[To do] In full and without alteration, print the records below, minus any images.

[Raw data]
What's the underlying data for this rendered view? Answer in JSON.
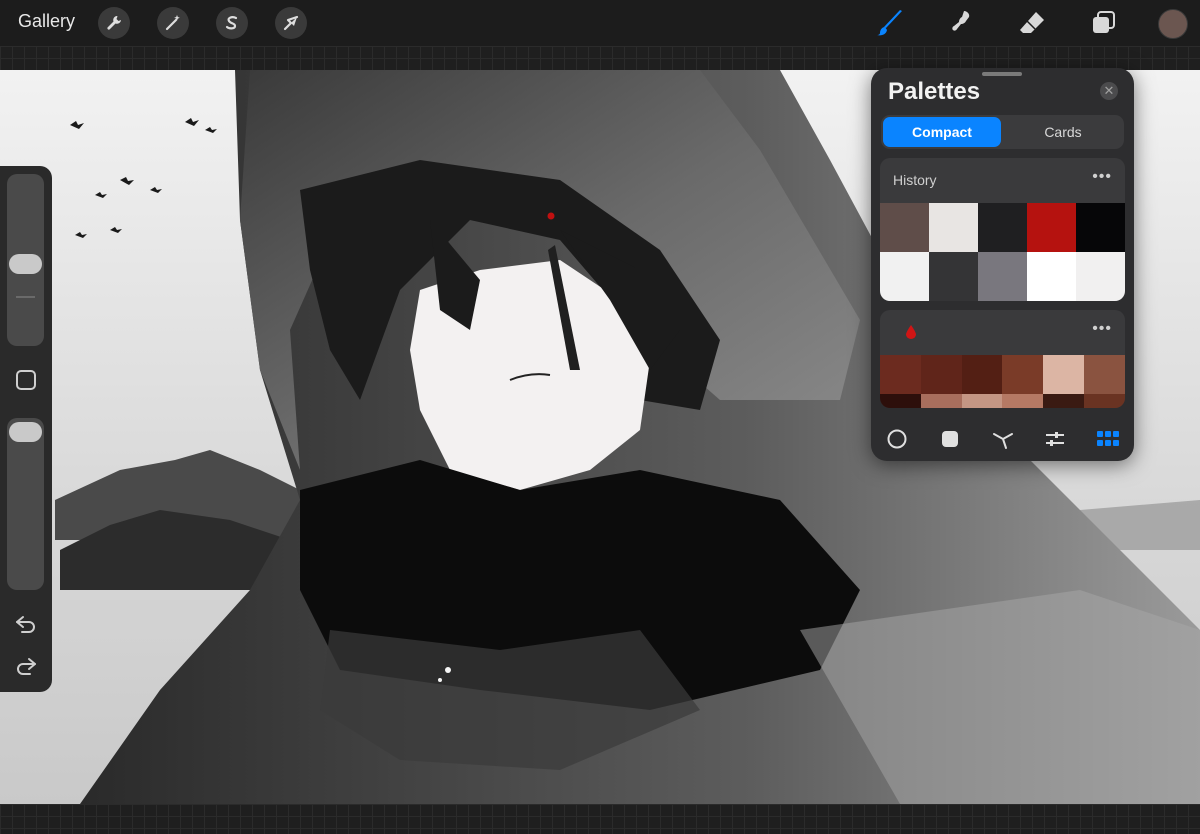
{
  "topbar": {
    "gallery_label": "Gallery",
    "left_tools": [
      "wrench-icon",
      "magic-wand-icon",
      "selection-icon",
      "transform-arrow-icon"
    ],
    "right_tools": [
      "brush-icon",
      "smudge-icon",
      "eraser-icon",
      "layers-icon"
    ],
    "active_tool": "brush-icon",
    "current_color": "#6b5650"
  },
  "sidebar": {
    "brush_size_level": 0.47,
    "opacity_level": 0.0,
    "tools": [
      "modify-square-icon",
      "undo-icon",
      "redo-icon"
    ]
  },
  "palettes_panel": {
    "title": "Palettes",
    "tabs": [
      {
        "label": "Compact",
        "active": true
      },
      {
        "label": "Cards",
        "active": false
      }
    ],
    "history": {
      "name": "History",
      "more_label": "•••",
      "colors": [
        "#5f4d49",
        "#e8e5e3",
        "#1f1f21",
        "#b5120f",
        "#060608",
        "#f1f1f1",
        "#343436",
        "#79777e",
        "#ffffff",
        "#f1f0f0"
      ]
    },
    "custom": {
      "name_icon": "blood-drop-icon",
      "more_label": "•••",
      "colors": [
        "#6c2b1f",
        "#60251a",
        "#531f14",
        "#7a3b28",
        "#dcb5a4",
        "#8a5340",
        "#2d0f0b",
        "#a86e5d",
        "#c49684",
        "#b57964",
        "#3a1a12",
        "#6a3322"
      ]
    },
    "footer_icons": [
      "disc-icon",
      "classic-icon",
      "harmony-icon",
      "values-icon",
      "palettes-icon"
    ],
    "active_footer": "palettes-icon",
    "accent": "#0a84ff"
  }
}
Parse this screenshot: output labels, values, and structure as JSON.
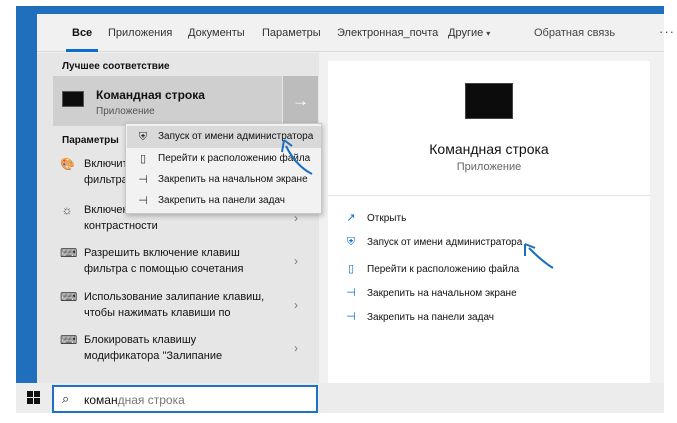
{
  "tabs": [
    {
      "label": "Все",
      "active": true
    },
    {
      "label": "Приложения"
    },
    {
      "label": "Документы"
    },
    {
      "label": "Параметры"
    },
    {
      "label": "Электронная_почта"
    },
    {
      "label": "Другие"
    }
  ],
  "feedback": "Обратная связь",
  "more_glyph": "···",
  "tab_chevron_glyph": "▾",
  "best_match": {
    "section_title": "Лучшее соответствие",
    "title": "Командная строка",
    "subtitle": "Приложение",
    "icon": "cmd-icon",
    "arrow_glyph": "→"
  },
  "settings": {
    "section_title": "Параметры",
    "items": [
      {
        "line1": "Включит",
        "line2": "фильтра",
        "icon": "palette-icon",
        "glyph": "🎨"
      },
      {
        "line1": "Включен",
        "line2": "контрастности",
        "icon": "brightness-icon",
        "glyph": "☼"
      },
      {
        "line1": "Разрешить включение клавиш",
        "line2": "фильтра с помощью сочетания",
        "icon": "keyboard-icon",
        "glyph": "⌨"
      },
      {
        "line1": "Использование залипание клавиш,",
        "line2": "чтобы нажимать клавиши по",
        "icon": "keyboard-icon",
        "glyph": "⌨"
      },
      {
        "line1": "Блокировать клавишу",
        "line2": "модификатора \"Залипание",
        "icon": "keyboard-icon",
        "glyph": "⌨"
      }
    ],
    "chevron_glyph": "›"
  },
  "context_menu": {
    "items": [
      {
        "label": "Запуск от имени администратора",
        "icon": "shield-icon",
        "glyph": "⛨"
      },
      {
        "label": "Перейти к расположению файла",
        "icon": "file-location-icon",
        "glyph": "▯"
      },
      {
        "label": "Закрепить на начальном экране",
        "icon": "pin-icon",
        "glyph": "⊣"
      },
      {
        "label": "Закрепить на панели задач",
        "icon": "pin-icon",
        "glyph": "⊣"
      }
    ]
  },
  "preview": {
    "title": "Командная строка",
    "subtitle": "Приложение",
    "actions": [
      {
        "label": "Открыть",
        "icon": "open-icon",
        "glyph": "↗"
      },
      {
        "label": "Запуск от имени администратора",
        "icon": "shield-icon",
        "glyph": "⛨"
      },
      {
        "label": "Перейти к расположению файла",
        "icon": "file-location-icon",
        "glyph": "▯"
      },
      {
        "label": "Закрепить на начальном экране",
        "icon": "pin-icon",
        "glyph": "⊣"
      },
      {
        "label": "Закрепить на панели задач",
        "icon": "pin-icon",
        "glyph": "⊣"
      }
    ]
  },
  "search": {
    "typed": "коман",
    "hint": "дная строка",
    "glyph": "⌕"
  },
  "colors": {
    "accent": "#0a6ed1",
    "desktop": "#1f6fbd",
    "annotation_arrow": "#1a6fbf"
  }
}
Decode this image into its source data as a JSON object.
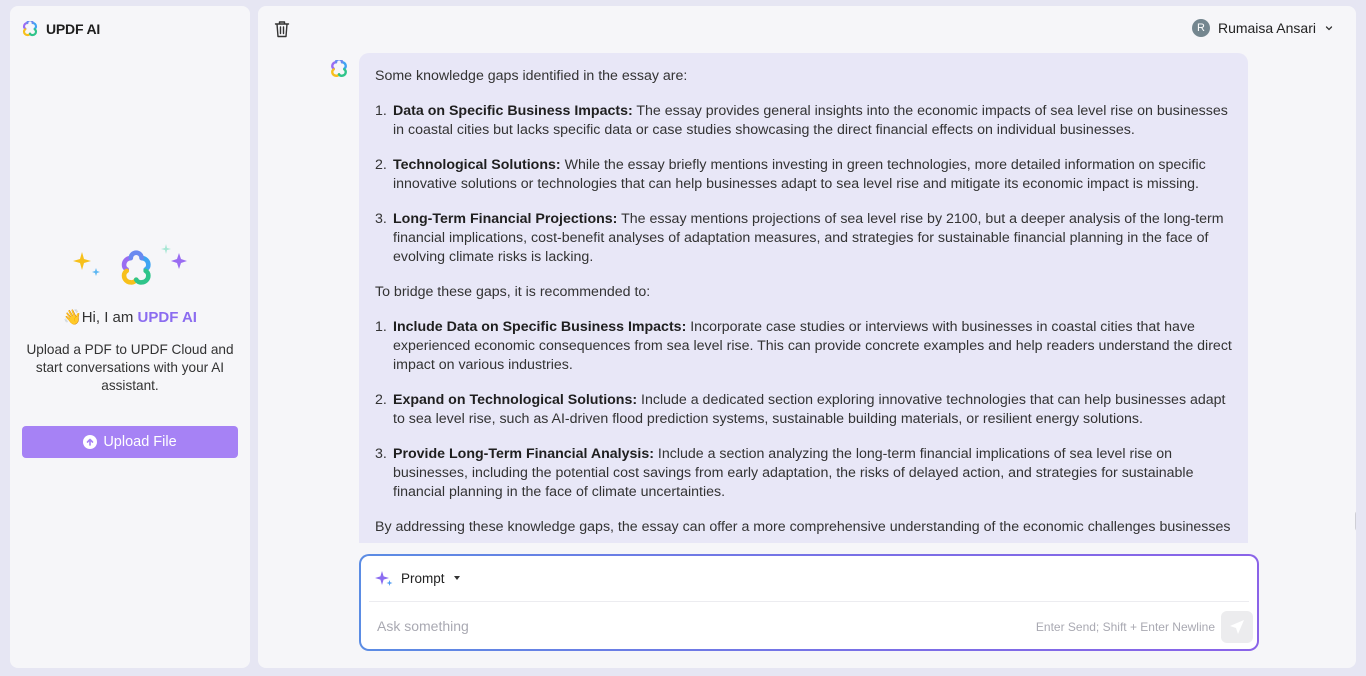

[Response box]
What's the underlying data for this rendered view? Answer in JSON.
{
  "topbar": {
    "gallery_label": "Gallery",
    "left_tools": [
      "wrench-icon",
      "magic-wand-icon",
      "selection-icon",
      "transform-arrow-icon"
    ],
    "right_tools": [
      "brush-icon",
      "smudge-icon",
      "eraser-icon",
      "layers-icon"
    ],
    "active_tool": "brush-icon",
    "current_color": "#6b5650"
  },
  "sidebar": {
    "brush_size_level": 0.47,
    "opacity_level": 0.0,
    "tools": [
      "modify-square-icon",
      "undo-icon",
      "redo-icon"
    ]
  },
  "palettes_panel": {
    "title": "Palettes",
    "tabs": [
      {
        "label": "Compact",
        "active": true
      },
      {
        "label": "Cards",
        "active": false
      }
    ],
    "history": {
      "name": "History",
      "more_label": "•••",
      "colors": [
        "#5f4d49",
        "#e8e5e3",
        "#1f1f21",
        "#b5120f",
        "#060608",
        "#f1f1f1",
        "#343436",
        "#79777e",
        "#ffffff",
        "#f1f0f0"
      ]
    },
    "custom": {
      "name_icon": "blood-drop-icon",
      "more_label": "•••",
      "colors": [
        "#6c2b1f",
        "#60251a",
        "#531f14",
        "#7a3b28",
        "#dcb5a4",
        "#8a5340",
        "#2d0f0b",
        "#a86e5d",
        "#c49684",
        "#b57964",
        "#3a1a12",
        "#6a3322"
      ]
    },
    "footer_icons": [
      "disc-icon",
      "classic-icon",
      "harmony-icon",
      "values-icon",
      "palettes-icon"
    ],
    "active_footer": "palettes-icon",
    "accent": "#0a84ff"
  }
}
Parse this screenshot: output labels, values, and structure as JSON.
{
  "tabs": [
    {
      "label": "Все",
      "active": true
    },
    {
      "label": "Приложения"
    },
    {
      "label": "Документы"
    },
    {
      "label": "Параметры"
    },
    {
      "label": "Электронная_почта"
    },
    {
      "label": "Другие"
    }
  ],
  "feedback": "Обратная связь",
  "more_glyph": "···",
  "tab_chevron_glyph": "▾",
  "best_match": {
    "section_title": "Лучшее соответствие",
    "title": "Командная строка",
    "subtitle": "Приложение",
    "icon": "cmd-icon",
    "arrow_glyph": "→"
  },
  "settings": {
    "section_title": "Параметры",
    "items": [
      {
        "line1": "Включит",
        "line2": "фильтра",
        "icon": "palette-icon",
        "glyph": "🎨"
      },
      {
        "line1": "Включен",
        "line2": "контрастности",
        "icon": "brightness-icon",
        "glyph": "☼"
      },
      {
        "line1": "Разрешить включение клавиш",
        "line2": "фильтра с помощью сочетания",
        "icon": "keyboard-icon",
        "glyph": "⌨"
      },
      {
        "line1": "Использование залипание клавиш,",
        "line2": "чтобы нажимать клавиши по",
        "icon": "keyboard-icon",
        "glyph": "⌨"
      },
      {
        "line1": "Блокировать клавишу",
        "line2": "модификатора \"Залипание",
        "icon": "keyboard-icon",
        "glyph": "⌨"
      }
    ],
    "chevron_glyph": "›"
  },
  "context_menu": {
    "items": [
      {
        "label": "Запуск от имени администратора",
        "icon": "shield-icon",
        "glyph": "⛨"
      },
      {
        "label": "Перейти к расположению файла",
        "icon": "file-location-icon",
        "glyph": "▯"
      },
      {
        "label": "Закрепить на начальном экране",
        "icon": "pin-icon",
        "glyph": "⊣"
      },
      {
        "label": "Закрепить на панели задач",
        "icon": "pin-icon",
        "glyph": "⊣"
      }
    ]
  },
  "preview": {
    "title": "Командная строка",
    "subtitle": "Приложение",
    "actions": [
      {
        "label": "Открыть",
        "icon": "open-icon",
        "glyph": "↗"
      },
      {
        "label": "Запуск от имени администратора",
        "icon": "shield-icon",
        "glyph": "⛨"
      },
      {
        "label": "Перейти к расположению файла",
        "icon": "file-location-icon",
        "glyph": "▯"
      },
      {
        "label": "Закрепить на начальном экране",
        "icon": "pin-icon",
        "glyph": "⊣"
      },
      {
        "label": "Закрепить на панели задач",
        "icon": "pin-icon",
        "glyph": "⊣"
      }
    ]
  },
  "search": {
    "typed": "коман",
    "hint": "дная строка",
    "glyph": "⌕"
  },
  "colors": {
    "accent": "#0a6ed1",
    "desktop": "#1f6fbd",
    "annotation_arrow": "#1a6fbf"
  }
}
Decode this image into its source data as a JSON object.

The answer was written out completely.